No, experts went out into the slough and observed two different animals, one with a flipper tag and another without any tags or tears where tags could have torn loose.
“I’m positive now there’s a second otter,” said Stori Oates, a graduate student studying juvenile harbor seals at the Moss Landing lab. She already has lost two of her research pups to otter attacks.
One of them, a male seal born in the slough last spring, fell victim to the wild otter, who was then seen carting the seal corpse around for two days, taking it on foraging odysseys and attempting to mate with it.
That matches the report of Dax Berg, a video game designer who read about Morgan in his Sept. 3 Sunday Chronicle and was so incredulous he set off to find him. From his kayak in Elkhorn Slough, he snapped photographs of one of the otters toting another victim.
“It was amazing — as if the dead seal was a trophy. He would not let the thing go,” said Berg.
Could it be that this otter behavior is not so unique after all?
“It would be a huge coincidence. Possible, but my gut tells me not likely,” said Harvey, noting that researchers have been observing otters pretty thoroughly along the Pacific Coast for years.
A few years back, scientists recorded one instance of two otters trying to mate with seals, but the pair, which lived off San Nicolas in the Channel Islands, appear not to have ever killed one.
If there clearly are two otters singling out seals in Elkhorn Slough, and if their aggression is unprecedented, could it be that the wild otter is a Son- of-Morgan copycat?
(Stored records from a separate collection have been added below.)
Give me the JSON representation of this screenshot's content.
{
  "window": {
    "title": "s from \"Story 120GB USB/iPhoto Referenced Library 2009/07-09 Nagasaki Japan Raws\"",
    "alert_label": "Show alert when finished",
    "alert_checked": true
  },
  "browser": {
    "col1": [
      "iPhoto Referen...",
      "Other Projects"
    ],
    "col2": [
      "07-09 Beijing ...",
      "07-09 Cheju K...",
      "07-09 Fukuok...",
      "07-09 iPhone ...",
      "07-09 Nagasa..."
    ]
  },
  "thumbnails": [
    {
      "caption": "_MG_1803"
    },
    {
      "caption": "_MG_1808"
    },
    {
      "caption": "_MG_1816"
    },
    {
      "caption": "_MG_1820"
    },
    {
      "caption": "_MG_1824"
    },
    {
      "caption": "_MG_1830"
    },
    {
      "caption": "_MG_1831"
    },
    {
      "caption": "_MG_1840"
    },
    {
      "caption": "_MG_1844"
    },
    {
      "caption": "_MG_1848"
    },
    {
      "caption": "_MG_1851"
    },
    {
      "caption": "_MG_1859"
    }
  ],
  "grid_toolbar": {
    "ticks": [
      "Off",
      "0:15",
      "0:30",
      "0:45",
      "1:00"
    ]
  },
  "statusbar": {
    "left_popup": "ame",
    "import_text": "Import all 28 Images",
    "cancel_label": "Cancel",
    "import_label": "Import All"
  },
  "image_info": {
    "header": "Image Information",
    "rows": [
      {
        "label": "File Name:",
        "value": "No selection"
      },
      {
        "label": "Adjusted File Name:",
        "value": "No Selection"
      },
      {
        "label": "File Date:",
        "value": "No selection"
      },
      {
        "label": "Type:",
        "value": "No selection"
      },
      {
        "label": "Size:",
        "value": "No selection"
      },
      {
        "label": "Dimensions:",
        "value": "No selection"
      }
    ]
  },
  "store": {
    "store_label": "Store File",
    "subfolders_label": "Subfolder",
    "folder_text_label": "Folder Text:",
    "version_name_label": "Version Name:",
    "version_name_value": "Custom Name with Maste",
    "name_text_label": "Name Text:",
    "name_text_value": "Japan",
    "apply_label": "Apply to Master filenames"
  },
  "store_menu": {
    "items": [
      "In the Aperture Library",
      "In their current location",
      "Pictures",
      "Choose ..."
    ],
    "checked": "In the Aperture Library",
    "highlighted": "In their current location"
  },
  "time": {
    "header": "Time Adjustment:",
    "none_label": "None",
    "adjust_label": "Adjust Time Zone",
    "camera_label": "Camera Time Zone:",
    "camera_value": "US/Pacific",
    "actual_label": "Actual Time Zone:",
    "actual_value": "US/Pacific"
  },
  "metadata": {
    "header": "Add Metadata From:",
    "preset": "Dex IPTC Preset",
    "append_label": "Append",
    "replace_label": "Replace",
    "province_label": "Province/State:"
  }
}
“Some folks are throwing out accusations against Morgan that he’s training the sea otter population to do this,” said the aquarium’s Johnson, who called the charge unscientific and irresponsible, given the lack of evidence of patterning.
“I have to think this sort of otter behavior has happened before and will happen again . . . when circumstances are conducive to it,” he said.
Whatever the explanation, scientists, ultimately, must decide what to do about both otters.
Aquarium researchers began one expedition in the slough with a team of capture specialists from Alaska, but failed to snare Morgan. Elsewhere, deep sea divers have captured otters with the aid of underwater scooters and a modified soccer net, but Elkhorn Slough might lack the water depth and visibility necessary for that technique.
“Morgan’s going to be very difficult to capture up there,” Johnson said, unless the otter journeys into a back channel or is sleeping at the precise time a crew tries to take him.
The aquarium isn’t prepared to initiate an all-out hunt for Morgan, but is on alert to capture him if he returns to the aquarium’s tide pools and to install a radio transmitter in his abdomen.
It’s unclear now whether Morgan will be relocated, and even more uncertain that he would stay put if he is transported elsewhere.
Oates said she’d prefer the offending otters be radio-tagged and then returned to the slough, where their actions can be closely monitored. “This is an extraordinary research opportunity,” she said.
“I’d rather have the animals removed from the wild,” said Harvey. They could be placed in a museum or aquarium, although he acknowledges it’s harder to argue persuasively for bold human intervention now that one of the identified perpetrators is a wild animal.
“I just would hate for everybody to let this situation slide (until) the spring seal pupping season comes around again,” he said. “Pupping season starts in March — we’re getting closer all the time.”
This article appeared on page A – 19 of the San Francisco Chronicle